Please write out every line of the material, leaving out any picture.

───── Provided data ─────

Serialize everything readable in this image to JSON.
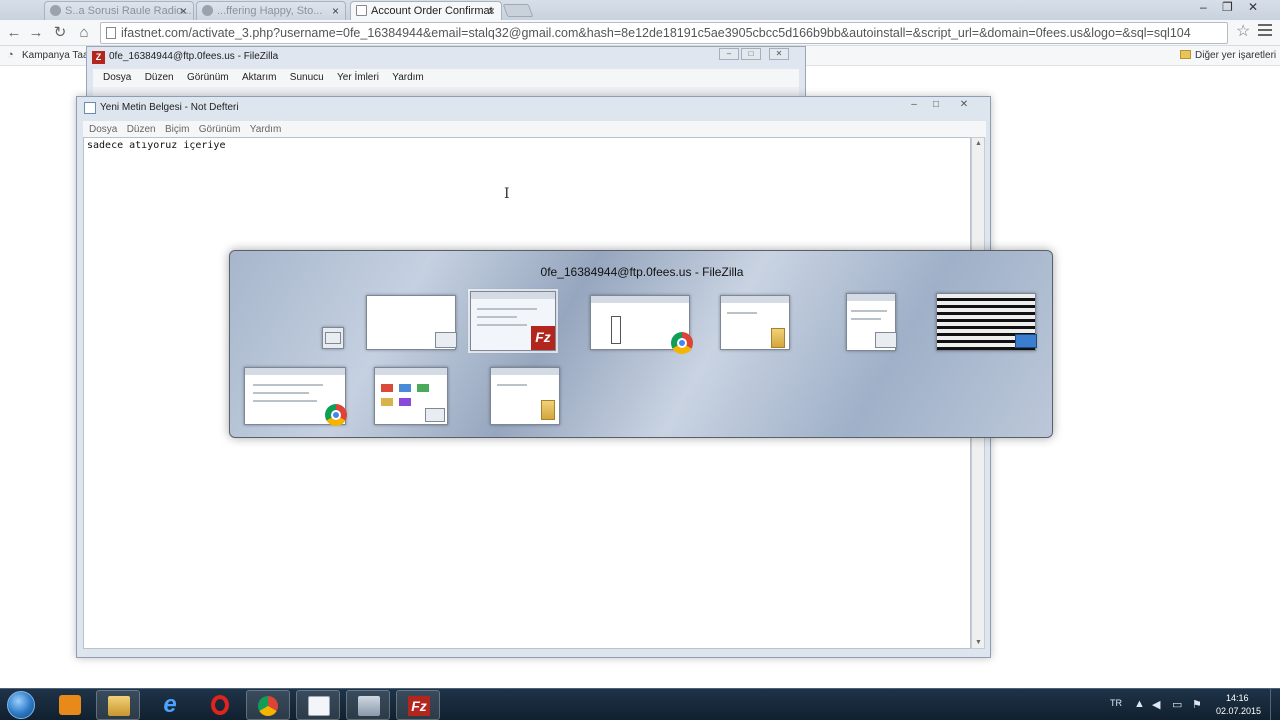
{
  "browser": {
    "tabs": [
      {
        "label": "S..a Sorusi Raule Radio..."
      },
      {
        "label": "...ffering Happy,   Sto..."
      },
      {
        "label": "Account Order Confirmat",
        "active": true
      }
    ],
    "address": "ifastnet.com/activate_3.php?username=0fe_16384944&email=stalq32@gmail.com&hash=8e12de18191c5ae3905cbcc5d166b9bb&autoinstall=&script_url=&domain=0fees.us&logo=&sql=sql104",
    "bookmarks": {
      "first": "Kampanya Taa...",
      "other": "Diğer yer işaretleri"
    },
    "icons": {
      "back": "back-arrow-icon",
      "forward": "forward-arrow-icon",
      "reload": "reload-icon",
      "star": "star-icon",
      "menu": "hamburger-menu-icon"
    }
  },
  "filezilla": {
    "title": "0fe_16384944@ftp.0fees.us - FileZilla",
    "menu": [
      "Dosya",
      "Düzen",
      "Görünüm",
      "Aktarım",
      "Sunucu",
      "Yer İmleri",
      "Yardım"
    ]
  },
  "notepad": {
    "title": "Yeni Metin Belgesi - Not Defteri",
    "menu": [
      "Dosya",
      "Düzen",
      "Biçim",
      "Görünüm",
      "Yardım"
    ],
    "content": "sadece atıyoruz içeriye"
  },
  "switcher": {
    "title": "0fe_16384944@ftp.0fees.us - FileZilla",
    "items": [
      {
        "name": "desktop",
        "badge": "generic"
      },
      {
        "name": "blank-window",
        "badge": "generic"
      },
      {
        "name": "filezilla",
        "badge": "fz",
        "badge_label": "Fz",
        "selected": true
      },
      {
        "name": "chrome",
        "badge": "chrome"
      },
      {
        "name": "explorer",
        "badge": "folder"
      },
      {
        "name": "camstudio",
        "badge": "generic"
      },
      {
        "name": "media",
        "badge": "monitor"
      },
      {
        "name": "chrome-2",
        "badge": "chrome"
      },
      {
        "name": "control-panel",
        "badge": "generic"
      },
      {
        "name": "explorer-2",
        "badge": "folder"
      }
    ]
  },
  "taskbar": {
    "language": "TR",
    "time": "14:16",
    "date": "02.07.2015",
    "apps": [
      "media-player",
      "explorer",
      "internet-explorer",
      "opera",
      "chrome",
      "notepad",
      "network",
      "filezilla"
    ]
  },
  "colors": {
    "filezilla_red": "#b3261e",
    "taskbar": "#1f3348",
    "switcher": "#a7b6cc"
  }
}
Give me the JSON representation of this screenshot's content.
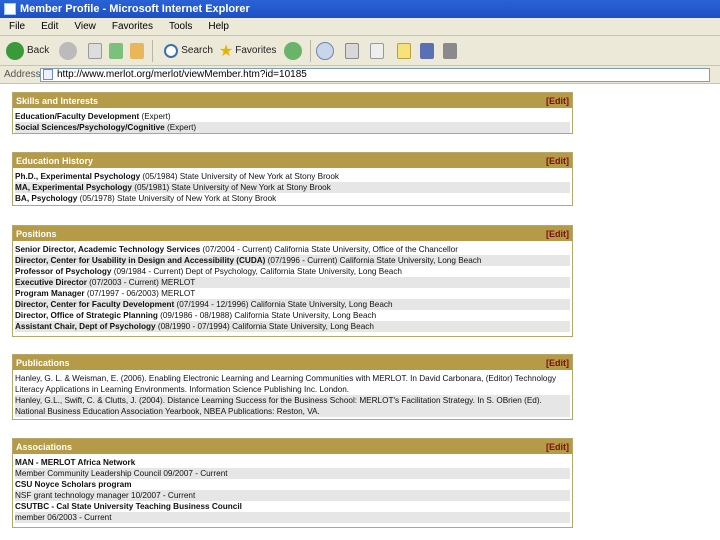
{
  "window": {
    "title": "Member Profile - Microsoft Internet Explorer"
  },
  "menu": [
    "File",
    "Edit",
    "View",
    "Favorites",
    "Tools",
    "Help"
  ],
  "toolbar": {
    "back_label": "Back",
    "search_label": "Search",
    "favorites_label": "Favorites"
  },
  "address": {
    "label": "Address",
    "url": "http://www.merlot.org/merlot/viewMember.htm?id=10185"
  },
  "sections": {
    "skills": {
      "title": "Skills and Interests",
      "edit": "[Edit]",
      "rows": [
        {
          "bold": "Education/Faculty Development",
          "rest": " (Expert)"
        },
        {
          "bold": "Social Sciences/Psychology/Cognitive",
          "rest": " (Expert)"
        }
      ]
    },
    "education": {
      "title": "Education History",
      "edit": "[Edit]",
      "rows": [
        {
          "bold": "Ph.D., Experimental Psychology",
          "rest": " (05/1984) State University of New York at Stony Brook"
        },
        {
          "bold": "MA, Experimental Psychology",
          "rest": " (05/1981) State University of New York at Stony Brook"
        },
        {
          "bold": "BA, Psychology",
          "rest": " (05/1978) State University of New York at Stony Brook"
        }
      ]
    },
    "positions": {
      "title": "Positions",
      "edit": "[Edit]",
      "rows": [
        {
          "bold": "Senior Director, Academic Technology Services",
          "rest": " (07/2004 - Current) California State University, Office of the Chancellor"
        },
        {
          "bold": "Director, Center for Usability in Design and Accessibility (CUDA)",
          "rest": " (07/1996 - Current) California State University, Long Beach"
        },
        {
          "bold": "Professor of Psychology",
          "rest": " (09/1984 - Current) Dept of Psychology, California State University, Long Beach"
        },
        {
          "bold": "Executive Director",
          "rest": " (07/2003 - Current) MERLOT"
        },
        {
          "bold": "Program Manager",
          "rest": " (07/1997 - 06/2003) MERLOT"
        },
        {
          "bold": "Director, Center for Faculty Development",
          "rest": " (07/1994 - 12/1996) California State University, Long Beach"
        },
        {
          "bold": "Director, Office of Strategic Planning",
          "rest": " (09/1986 - 08/1988) California State University, Long Beach"
        },
        {
          "bold": "Assistant Chair, Dept of Psychology",
          "rest": " (08/1990 - 07/1994) California State University, Long Beach"
        }
      ]
    },
    "publications": {
      "title": "Publications",
      "edit": "[Edit]",
      "rows": [
        {
          "text": "Hanley, G. L. & Weisman, E. (2006). Enabling Electronic Learning and Learning Communities with MERLOT. In David Carbonara, (Editor) Technology Literacy Applications in Learning Environments. Information Science Publishing Inc. London."
        },
        {
          "text": "Hanley, G.L., Swift, C. & Clutts, J. (2004). Distance Learning Success for the Business School: MERLOT's Facilitation Strategy. In S. OBrien (Ed). National Business Education Association Yearbook, NBEA Publications: Reston, VA."
        }
      ]
    },
    "associations": {
      "title": "Associations",
      "edit": "[Edit]",
      "rows": [
        {
          "bold": "MAN - MERLOT Africa Network",
          "rest": ""
        },
        {
          "bold": "",
          "rest": "Member Community Leadership Council 09/2007 - Current"
        },
        {
          "bold": "CSU Noyce Scholars program",
          "rest": ""
        },
        {
          "bold": "",
          "rest": "NSF grant technology manager 10/2007 - Current"
        },
        {
          "bold": "CSUTBC - Cal State University Teaching Business Council",
          "rest": ""
        },
        {
          "bold": "",
          "rest": "member 06/2003 - Current"
        }
      ]
    }
  }
}
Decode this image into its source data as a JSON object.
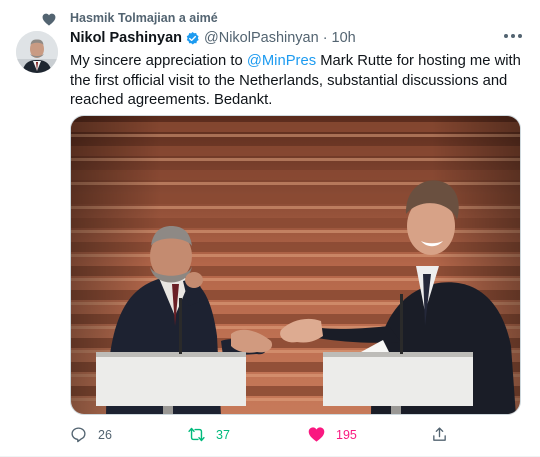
{
  "social_context": {
    "text": "Hasmik Tolmajian a aimé",
    "icon": "heart-icon"
  },
  "tweet": {
    "author_name": "Nikol Pashinyan",
    "verified": true,
    "handle": "@NikolPashinyan",
    "separator": "·",
    "time": "10h",
    "text_before_mention": "My sincere appreciation to ",
    "mention": "@MinPres",
    "text_after_mention": " Mark Rutte for hosting me with the first official visit to the Netherlands, substantial discussions and reached agreements. Bedankt."
  },
  "actions": {
    "reply": {
      "icon": "reply-icon",
      "count": "26"
    },
    "retweet": {
      "icon": "retweet-icon",
      "count": "37",
      "color": "#00ba7c"
    },
    "like": {
      "icon": "heart-filled-icon",
      "count": "195",
      "color": "#f91880",
      "liked": true
    },
    "share": {
      "icon": "share-icon"
    }
  },
  "colors": {
    "accent": "#1d9bf0",
    "secondary_text": "#536471",
    "retweet": "#00ba7c",
    "like": "#f91880"
  }
}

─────

## Response area
Serialize everything readable in this image to JSON.
{
  "browser": {
    "tabs": [
      {
        "label": "S..a Sorusi Raule Radio..."
      },
      {
        "label": "...ffering Happy,   Sto..."
      },
      {
        "label": "Account Order Confirmat",
        "active": true
      }
    ],
    "address": "ifastnet.com/activate_3.php?username=0fe_16384944&email=stalq32@gmail.com&hash=8e12de18191c5ae3905cbcc5d166b9bb&autoinstall=&script_url=&domain=0fees.us&logo=&sql=sql104",
    "bookmarks": {
      "first": "Kampanya Taa...",
      "other": "Diğer yer işaretleri"
    },
    "icons": {
      "back": "back-arrow-icon",
      "forward": "forward-arrow-icon",
      "reload": "reload-icon",
      "star": "star-icon",
      "menu": "hamburger-menu-icon"
    }
  },
  "filezilla": {
    "title": "0fe_16384944@ftp.0fees.us - FileZilla",
    "menu": [
      "Dosya",
      "Düzen",
      "Görünüm",
      "Aktarım",
      "Sunucu",
      "Yer İmleri",
      "Yardım"
    ]
  },
  "notepad": {
    "title": "Yeni Metin Belgesi - Not Defteri",
    "menu": [
      "Dosya",
      "Düzen",
      "Biçim",
      "Görünüm",
      "Yardım"
    ],
    "content": "sadece atıyoruz içeriye"
  },
  "switcher": {
    "title": "0fe_16384944@ftp.0fees.us - FileZilla",
    "items": [
      {
        "name": "desktop",
        "badge": "generic"
      },
      {
        "name": "blank-window",
        "badge": "generic"
      },
      {
        "name": "filezilla",
        "badge": "fz",
        "badge_label": "Fz",
        "selected": true
      },
      {
        "name": "chrome",
        "badge": "chrome"
      },
      {
        "name": "explorer",
        "badge": "folder"
      },
      {
        "name": "camstudio",
        "badge": "generic"
      },
      {
        "name": "media",
        "badge": "monitor"
      },
      {
        "name": "chrome-2",
        "badge": "chrome"
      },
      {
        "name": "control-panel",
        "badge": "generic"
      },
      {
        "name": "explorer-2",
        "badge": "folder"
      }
    ]
  },
  "taskbar": {
    "language": "TR",
    "time": "14:16",
    "date": "02.07.2015",
    "apps": [
      "media-player",
      "explorer",
      "internet-explorer",
      "opera",
      "chrome",
      "notepad",
      "network",
      "filezilla"
    ]
  },
  "colors": {
    "filezilla_red": "#b3261e",
    "taskbar": "#1f3348",
    "switcher": "#a7b6cc"
  }
}
Give me the JSON representation of this screenshot's content.
{
  "window": {
    "title": "Member Profile - Microsoft Internet Explorer"
  },
  "menu": [
    "File",
    "Edit",
    "View",
    "Favorites",
    "Tools",
    "Help"
  ],
  "toolbar": {
    "back_label": "Back",
    "search_label": "Search",
    "favorites_label": "Favorites"
  },
  "address": {
    "label": "Address",
    "url": "http://www.merlot.org/merlot/viewMember.htm?id=10185"
  },
  "sections": {
    "skills": {
      "title": "Skills and Interests",
      "edit": "[Edit]",
      "rows": [
        {
          "bold": "Education/Faculty Development",
          "rest": " (Expert)"
        },
        {
          "bold": "Social Sciences/Psychology/Cognitive",
          "rest": " (Expert)"
        }
      ]
    },
    "education": {
      "title": "Education History",
      "edit": "[Edit]",
      "rows": [
        {
          "bold": "Ph.D., Experimental Psychology",
          "rest": " (05/1984) State University of New York at Stony Brook"
        },
        {
          "bold": "MA, Experimental Psychology",
          "rest": " (05/1981) State University of New York at Stony Brook"
        },
        {
          "bold": "BA, Psychology",
          "rest": " (05/1978) State University of New York at Stony Brook"
        }
      ]
    },
    "positions": {
      "title": "Positions",
      "edit": "[Edit]",
      "rows": [
        {
          "bold": "Senior Director, Academic Technology Services",
          "rest": " (07/2004 - Current) California State University, Office of the Chancellor"
        },
        {
          "bold": "Director, Center for Usability in Design and Accessibility (CUDA)",
          "rest": " (07/1996 - Current) California State University, Long Beach"
        },
        {
          "bold": "Professor of Psychology",
          "rest": " (09/1984 - Current) Dept of Psychology, California State University, Long Beach"
        },
        {
          "bold": "Executive Director",
          "rest": " (07/2003 - Current) MERLOT"
        },
        {
          "bold": "Program Manager",
          "rest": " (07/1997 - 06/2003) MERLOT"
        },
        {
          "bold": "Director, Center for Faculty Development",
          "rest": " (07/1994 - 12/1996) California State University, Long Beach"
        },
        {
          "bold": "Director, Office of Strategic Planning",
          "rest": " (09/1986 - 08/1988) California State University, Long Beach"
        },
        {
          "bold": "Assistant Chair, Dept of Psychology",
          "rest": " (08/1990 - 07/1994) California State University, Long Beach"
        }
      ]
    },
    "publications": {
      "title": "Publications",
      "edit": "[Edit]",
      "rows": [
        {
          "text": "Hanley, G. L. & Weisman, E. (2006). Enabling Electronic Learning and Learning Communities with MERLOT. In David Carbonara, (Editor) Technology Literacy Applications in Learning Environments. Information Science Publishing Inc. London."
        },
        {
          "text": "Hanley, G.L., Swift, C. & Clutts, J. (2004). Distance Learning Success for the Business School: MERLOT's Facilitation Strategy. In S. OBrien (Ed). National Business Education Association Yearbook, NBEA Publications: Reston, VA."
        }
      ]
    },
    "associations": {
      "title": "Associations",
      "edit": "[Edit]",
      "rows": [
        {
          "bold": "MAN - MERLOT Africa Network",
          "rest": ""
        },
        {
          "bold": "",
          "rest": "Member Community Leadership Council 09/2007 - Current"
        },
        {
          "bold": "CSU Noyce Scholars program",
          "rest": ""
        },
        {
          "bold": "",
          "rest": "NSF grant technology manager 10/2007 - Current"
        },
        {
          "bold": "CSUTBC - Cal State University Teaching Business Council",
          "rest": ""
        },
        {
          "bold": "",
          "rest": "member 06/2003 - Current"
        }
      ]
    }
  }
}
Decode this image into its source data as a JSON object.
{
  "social_context": {
    "text": "Hasmik Tolmajian a aimé",
    "icon": "heart-icon"
  },
  "tweet": {
    "author_name": "Nikol Pashinyan",
    "verified": true,
    "handle": "@NikolPashinyan",
    "separator": "·",
    "time": "10h",
    "text_before_mention": "My sincere appreciation to ",
    "mention": "@MinPres",
    "text_after_mention": " Mark Rutte for hosting me with the first official visit to the Netherlands, substantial discussions and reached agreements. Bedankt."
  },
  "actions": {
    "reply": {
      "icon": "reply-icon",
      "count": "26"
    },
    "retweet": {
      "icon": "retweet-icon",
      "count": "37",
      "color": "#00ba7c"
    },
    "like": {
      "icon": "heart-filled-icon",
      "count": "195",
      "color": "#f91880",
      "liked": true
    },
    "share": {
      "icon": "share-icon"
    }
  },
  "colors": {
    "accent": "#1d9bf0",
    "secondary_text": "#536471",
    "retweet": "#00ba7c",
    "like": "#f91880"
  }
}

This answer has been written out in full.